When you reproduce these records, keep every word exactly and drop the images.

==============================

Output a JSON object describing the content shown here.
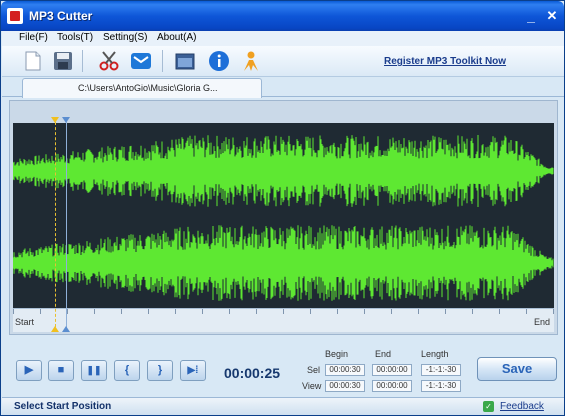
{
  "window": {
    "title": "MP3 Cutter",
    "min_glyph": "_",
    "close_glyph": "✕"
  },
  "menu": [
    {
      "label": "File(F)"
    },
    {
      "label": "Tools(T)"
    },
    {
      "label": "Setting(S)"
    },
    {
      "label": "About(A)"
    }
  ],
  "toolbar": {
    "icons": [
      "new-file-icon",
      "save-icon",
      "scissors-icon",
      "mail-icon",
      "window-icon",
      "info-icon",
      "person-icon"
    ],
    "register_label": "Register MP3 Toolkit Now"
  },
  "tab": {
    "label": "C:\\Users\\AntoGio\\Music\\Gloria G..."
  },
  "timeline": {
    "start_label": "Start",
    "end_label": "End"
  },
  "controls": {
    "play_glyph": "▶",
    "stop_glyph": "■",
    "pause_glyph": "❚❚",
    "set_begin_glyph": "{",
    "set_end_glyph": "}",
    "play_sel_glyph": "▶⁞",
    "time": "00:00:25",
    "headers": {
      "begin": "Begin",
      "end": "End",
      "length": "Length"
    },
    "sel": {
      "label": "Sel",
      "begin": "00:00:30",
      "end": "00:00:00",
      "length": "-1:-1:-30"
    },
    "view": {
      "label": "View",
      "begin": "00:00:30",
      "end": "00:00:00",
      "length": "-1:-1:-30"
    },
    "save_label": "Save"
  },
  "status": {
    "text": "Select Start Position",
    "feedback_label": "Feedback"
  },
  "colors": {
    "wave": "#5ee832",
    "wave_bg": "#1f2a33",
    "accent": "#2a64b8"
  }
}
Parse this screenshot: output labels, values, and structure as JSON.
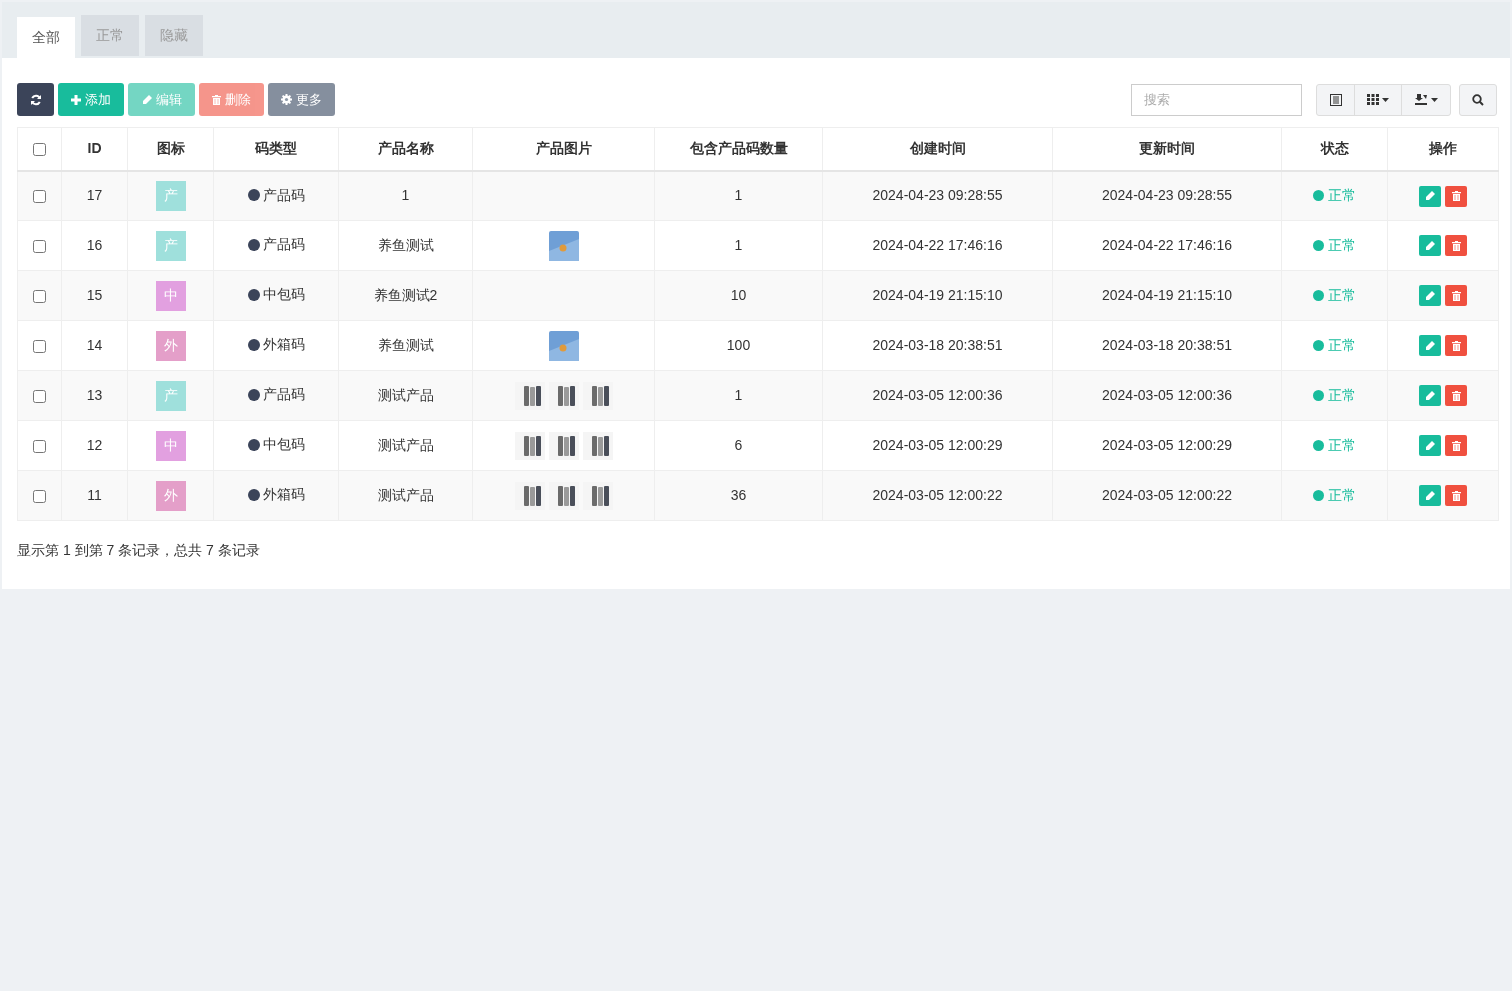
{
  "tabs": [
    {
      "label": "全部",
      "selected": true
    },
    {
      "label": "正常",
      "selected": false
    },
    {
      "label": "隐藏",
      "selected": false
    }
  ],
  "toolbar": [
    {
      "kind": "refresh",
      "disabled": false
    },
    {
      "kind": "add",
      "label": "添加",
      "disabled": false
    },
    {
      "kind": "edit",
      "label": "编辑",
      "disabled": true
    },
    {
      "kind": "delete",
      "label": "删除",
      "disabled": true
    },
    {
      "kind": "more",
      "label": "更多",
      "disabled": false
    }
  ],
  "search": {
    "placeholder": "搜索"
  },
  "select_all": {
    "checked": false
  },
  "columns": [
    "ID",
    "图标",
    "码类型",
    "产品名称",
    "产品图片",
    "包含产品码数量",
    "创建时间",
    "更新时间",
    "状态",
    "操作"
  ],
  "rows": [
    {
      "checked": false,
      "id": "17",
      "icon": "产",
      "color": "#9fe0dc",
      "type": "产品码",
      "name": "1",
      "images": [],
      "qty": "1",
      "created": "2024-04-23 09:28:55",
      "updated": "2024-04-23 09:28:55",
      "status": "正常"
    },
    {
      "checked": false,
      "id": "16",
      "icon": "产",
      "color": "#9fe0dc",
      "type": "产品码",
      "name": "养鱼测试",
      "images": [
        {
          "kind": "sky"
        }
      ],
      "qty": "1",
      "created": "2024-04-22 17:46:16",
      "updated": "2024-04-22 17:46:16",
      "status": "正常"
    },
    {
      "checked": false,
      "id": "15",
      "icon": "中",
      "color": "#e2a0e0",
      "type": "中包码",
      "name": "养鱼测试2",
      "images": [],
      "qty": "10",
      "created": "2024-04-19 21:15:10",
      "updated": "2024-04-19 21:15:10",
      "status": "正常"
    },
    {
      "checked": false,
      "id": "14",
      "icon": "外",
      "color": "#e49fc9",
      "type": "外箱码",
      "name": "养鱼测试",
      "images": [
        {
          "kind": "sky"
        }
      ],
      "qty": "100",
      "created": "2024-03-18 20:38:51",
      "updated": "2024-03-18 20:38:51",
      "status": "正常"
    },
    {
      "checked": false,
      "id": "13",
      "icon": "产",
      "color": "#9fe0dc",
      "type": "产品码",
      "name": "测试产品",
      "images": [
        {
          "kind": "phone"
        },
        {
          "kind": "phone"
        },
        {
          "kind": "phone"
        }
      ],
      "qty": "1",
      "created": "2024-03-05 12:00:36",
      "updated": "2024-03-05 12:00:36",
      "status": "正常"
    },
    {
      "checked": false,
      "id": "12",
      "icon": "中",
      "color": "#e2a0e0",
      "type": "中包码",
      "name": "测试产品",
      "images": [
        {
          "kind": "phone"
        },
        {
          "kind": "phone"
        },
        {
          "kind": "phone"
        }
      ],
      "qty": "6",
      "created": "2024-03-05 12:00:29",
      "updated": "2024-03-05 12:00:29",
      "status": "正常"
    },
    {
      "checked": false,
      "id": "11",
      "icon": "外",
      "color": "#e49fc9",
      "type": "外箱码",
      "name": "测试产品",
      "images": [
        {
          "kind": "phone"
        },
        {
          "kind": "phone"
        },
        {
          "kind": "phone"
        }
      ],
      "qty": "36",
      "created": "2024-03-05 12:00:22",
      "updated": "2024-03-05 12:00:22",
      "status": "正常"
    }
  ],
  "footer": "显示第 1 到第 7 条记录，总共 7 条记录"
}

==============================

SOLUTION FOR THIS TASK -
Output a JSON object describing the content shown here.
{
  "window": {
    "title": "MP3 Cutter",
    "min_glyph": "_",
    "close_glyph": "✕"
  },
  "menu": [
    {
      "label": "File(F)"
    },
    {
      "label": "Tools(T)"
    },
    {
      "label": "Setting(S)"
    },
    {
      "label": "About(A)"
    }
  ],
  "toolbar": {
    "icons": [
      "new-file-icon",
      "save-icon",
      "scissors-icon",
      "mail-icon",
      "window-icon",
      "info-icon",
      "person-icon"
    ],
    "register_label": "Register MP3 Toolkit Now"
  },
  "tab": {
    "label": "C:\\Users\\AntoGio\\Music\\Gloria G..."
  },
  "timeline": {
    "start_label": "Start",
    "end_label": "End"
  },
  "controls": {
    "play_glyph": "▶",
    "stop_glyph": "■",
    "pause_glyph": "❚❚",
    "set_begin_glyph": "{",
    "set_end_glyph": "}",
    "play_sel_glyph": "▶⁞",
    "time": "00:00:25",
    "headers": {
      "begin": "Begin",
      "end": "End",
      "length": "Length"
    },
    "sel": {
      "label": "Sel",
      "begin": "00:00:30",
      "end": "00:00:00",
      "length": "-1:-1:-30"
    },
    "view": {
      "label": "View",
      "begin": "00:00:30",
      "end": "00:00:00",
      "length": "-1:-1:-30"
    },
    "save_label": "Save"
  },
  "status": {
    "text": "Select Start Position",
    "feedback_label": "Feedback"
  },
  "colors": {
    "wave": "#5ee832",
    "wave_bg": "#1f2a33",
    "accent": "#2a64b8"
  }
}
Parse this screenshot: output labels, values, and structure as JSON.
{
  "tabs": [
    {
      "label": "全部",
      "selected": true
    },
    {
      "label": "正常",
      "selected": false
    },
    {
      "label": "隐藏",
      "selected": false
    }
  ],
  "toolbar": [
    {
      "kind": "refresh",
      "disabled": false
    },
    {
      "kind": "add",
      "label": "添加",
      "disabled": false
    },
    {
      "kind": "edit",
      "label": "编辑",
      "disabled": true
    },
    {
      "kind": "delete",
      "label": "删除",
      "disabled": true
    },
    {
      "kind": "more",
      "label": "更多",
      "disabled": false
    }
  ],
  "search": {
    "placeholder": "搜索"
  },
  "select_all": {
    "checked": false
  },
  "columns": [
    "ID",
    "图标",
    "码类型",
    "产品名称",
    "产品图片",
    "包含产品码数量",
    "创建时间",
    "更新时间",
    "状态",
    "操作"
  ],
  "rows": [
    {
      "checked": false,
      "id": "17",
      "icon": "产",
      "color": "#9fe0dc",
      "type": "产品码",
      "name": "1",
      "images": [],
      "qty": "1",
      "created": "2024-04-23 09:28:55",
      "updated": "2024-04-23 09:28:55",
      "status": "正常"
    },
    {
      "checked": false,
      "id": "16",
      "icon": "产",
      "color": "#9fe0dc",
      "type": "产品码",
      "name": "养鱼测试",
      "images": [
        {
          "kind": "sky"
        }
      ],
      "qty": "1",
      "created": "2024-04-22 17:46:16",
      "updated": "2024-04-22 17:46:16",
      "status": "正常"
    },
    {
      "checked": false,
      "id": "15",
      "icon": "中",
      "color": "#e2a0e0",
      "type": "中包码",
      "name": "养鱼测试2",
      "images": [],
      "qty": "10",
      "created": "2024-04-19 21:15:10",
      "updated": "2024-04-19 21:15:10",
      "status": "正常"
    },
    {
      "checked": false,
      "id": "14",
      "icon": "外",
      "color": "#e49fc9",
      "type": "外箱码",
      "name": "养鱼测试",
      "images": [
        {
          "kind": "sky"
        }
      ],
      "qty": "100",
      "created": "2024-03-18 20:38:51",
      "updated": "2024-03-18 20:38:51",
      "status": "正常"
    },
    {
      "checked": false,
      "id": "13",
      "icon": "产",
      "color": "#9fe0dc",
      "type": "产品码",
      "name": "测试产品",
      "images": [
        {
          "kind": "phone"
        },
        {
          "kind": "phone"
        },
        {
          "kind": "phone"
        }
      ],
      "qty": "1",
      "created": "2024-03-05 12:00:36",
      "updated": "2024-03-05 12:00:36",
      "status": "正常"
    },
    {
      "checked": false,
      "id": "12",
      "icon": "中",
      "color": "#e2a0e0",
      "type": "中包码",
      "name": "测试产品",
      "images": [
        {
          "kind": "phone"
        },
        {
          "kind": "phone"
        },
        {
          "kind": "phone"
        }
      ],
      "qty": "6",
      "created": "2024-03-05 12:00:29",
      "updated": "2024-03-05 12:00:29",
      "status": "正常"
    },
    {
      "checked": false,
      "id": "11",
      "icon": "外",
      "color": "#e49fc9",
      "type": "外箱码",
      "name": "测试产品",
      "images": [
        {
          "kind": "phone"
        },
        {
          "kind": "phone"
        },
        {
          "kind": "phone"
        }
      ],
      "qty": "36",
      "created": "2024-03-05 12:00:22",
      "updated": "2024-03-05 12:00:22",
      "status": "正常"
    }
  ],
  "footer": "显示第 1 到第 7 条记录，总共 7 条记录"
}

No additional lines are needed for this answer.